Whatever his origins, our George Budd joined the Royal Sappers and Miners sometime prior to 1857. In that year he left Plymouth on 23rd September and boarded Nile for the Swan River Colony. He was one of 27 RSMs tasked with assisting the warders on board to oversee 270 convicts; no enrolled pensioner guards were on the journey. The RSMs joined the 20th Company in Fremantle on 1st January 1858 (4).
Following his arrival, Budd was assigned as an Instructing Warder to the Port Gregory Convict Depot; George was a miner by occupation. From October 1859 to January 1861 he was stationed at Champion Bay (Geraldton) Convict Depot. In November 1860 he assisted in completing the 300 ft. long jetty, extending into nine ft. of water (at low tide) (5, 6). George Budd, Service No. 4109, was discharged by purchase from the Army on 31st March 1862. There is nothing to suggest in the Pay Lists that he held the rank of corporal as some sources indicate (7,8).
George Budd married Fanny Backshall (var. Backshell) in the Congregational Chapel, Fremantle on 16th February 1862. Over the next ten years they had five children: Harriet Ann (1862), Clara Eliza (1865), Fanny (1867), George Henry (1870) and Herbert William (1872) (9).
George led a productive life in Western Australia.

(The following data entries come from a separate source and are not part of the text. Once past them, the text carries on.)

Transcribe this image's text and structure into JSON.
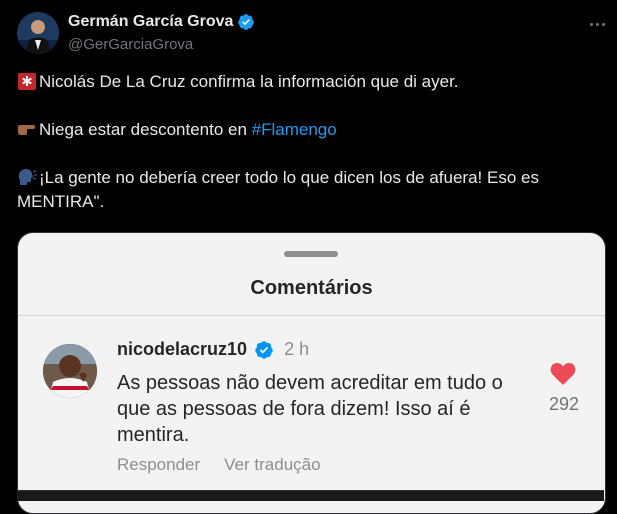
{
  "tweet": {
    "author": {
      "display_name": "Germán García Grova",
      "handle": "@GerGarciaGrova",
      "verified_color": "#1d9bf0"
    },
    "more_icon": "more-horizontal-icon",
    "lines": {
      "line1_emoji": "rotating-light-icon",
      "line1": "Nicolás De La Cruz confirma la información que di ayer.",
      "line2_emoji": "pointing-right-icon",
      "line2_prefix": "Niega estar descontento en ",
      "line2_hashtag": "#Flamengo",
      "line3_emoji": "speaking-head-icon",
      "line3": "¡La gente no debería creer todo lo que dicen los de afuera! Eso es MENTIRA\"."
    },
    "hashtag_color": "#1d9bf0"
  },
  "media": {
    "sheet_title": "Comentários",
    "comment": {
      "username": "nicodelacruz10",
      "time": "2 h",
      "text": "As pessoas não devem acreditar em tudo o que as pessoas de fora dizem! Isso aí é mentira.",
      "reply_label": "Responder",
      "translate_label": "Ver tradução",
      "like_count": "292",
      "like_icon": "heart-filled-icon",
      "like_color": "#ed4956",
      "verified_color": "#0095f6"
    }
  }
}
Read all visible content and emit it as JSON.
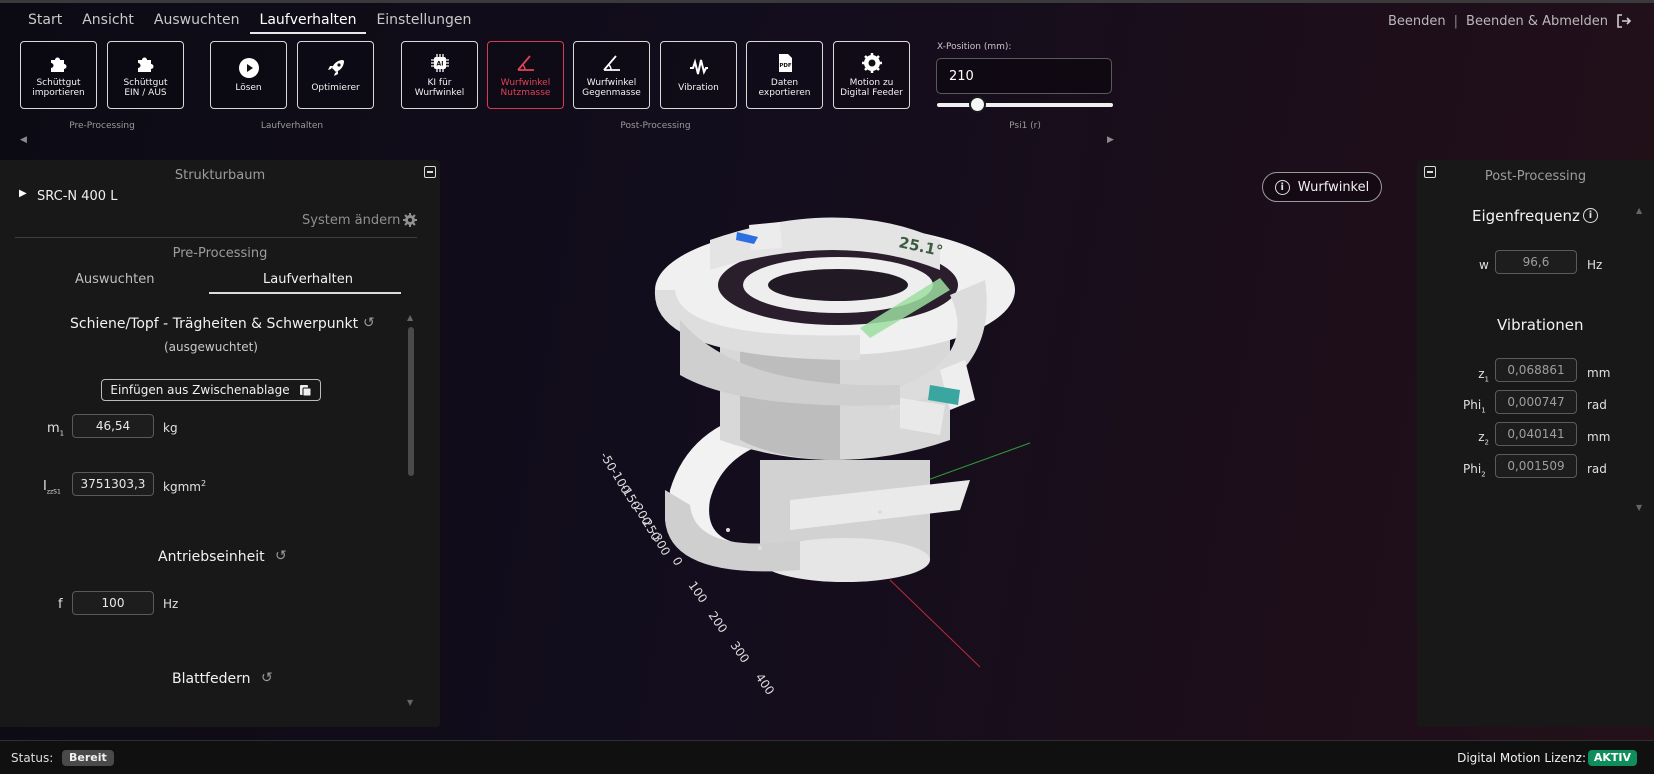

He was a storekeeper, publican of the “No Place Inn” in Howick Street (now Hay Street). He became a Councillor in Perth and a member of IOOF (10). He was (with Gabriel Adams) builder and/or financier of the pearling schooner Clarice which was launched in September 1871. She was described in the press as a ‘smart little craft of 17 tons’. In fact she was a two-masted schooner of 15.8 tons with dimensions of 46.58 x 11.75 x 5.55 ft. (11). Budd acquired land in Perth – Town Lots W38 and W39 (Mangles and Parry Streets) and the north quarter of Town Lot W106 (Stirling and Beaufort Streets) (12).
George Budd died on 11th April in Perth and was buried in East Perth Cemetery on 12th April 1882 (13). He left a Will (14). Fanny Backshall Budd married again – twice – after George’s death (10).
1. 1851 Census of England & Wales HO107-1587-353-40, National Archives, Kew.
2. Baptisms Parish of St Leonard, Shoreditch 1834, p.168, No.1344, London Metropolitan Archives.
3. Alumni Cantabrigienses: A Biographical List of All Known Students, Volume 2, By John Venn.
4. Muster Rolls & Pay Lists January 1858, WO11-158, National Archives, Kew.
5. Dictionary of Warders and Gaolers, p.26, David J. Barker.
6. Memorandum of Amount of Work 1863, Henderson, Manning and Grain.
7. Muster Rolls & Pay Lists Oct 1859 – Mar 1862, WO11-169 to 203, National Archives, Kew.
8. CSR Vol. 499-15, State Records Office, Western Australia AND Ephemera PR 6547, F H Broomhall, Battye Library, Western Australia. This references used for Budd’s arrival on the Anna Robertson in the resource ‘Passenger Arrivals in Western Australia 1830-1890’ is incorrect. CSR Vol. 499-15 is a list of 20th Company RE soldiers discharged in WA written and signed by Captain E M. Grain, March 1862.
9. Certified Copy of Marriage Ref. 1746/1862 & WA Birth Index, GRO, Perth.
10. Bicentennial Dictionaries Vol. 1, p. 382, Rica Erickson.
11. They Kept This State Afloat: shipbuilders, boatbuilders and shipwrights of WA, 1829-1929, Rod Dickson, 1995.
12. Land Titles Office advertisement, Daily News 14 Apr 1893.
13. Record of burial and photograph of grave courtesy of East Perth Cemetery website.
14. Cons. 3403-1882-645, State Records Office, Western Australia.
© Diane Oldman 2015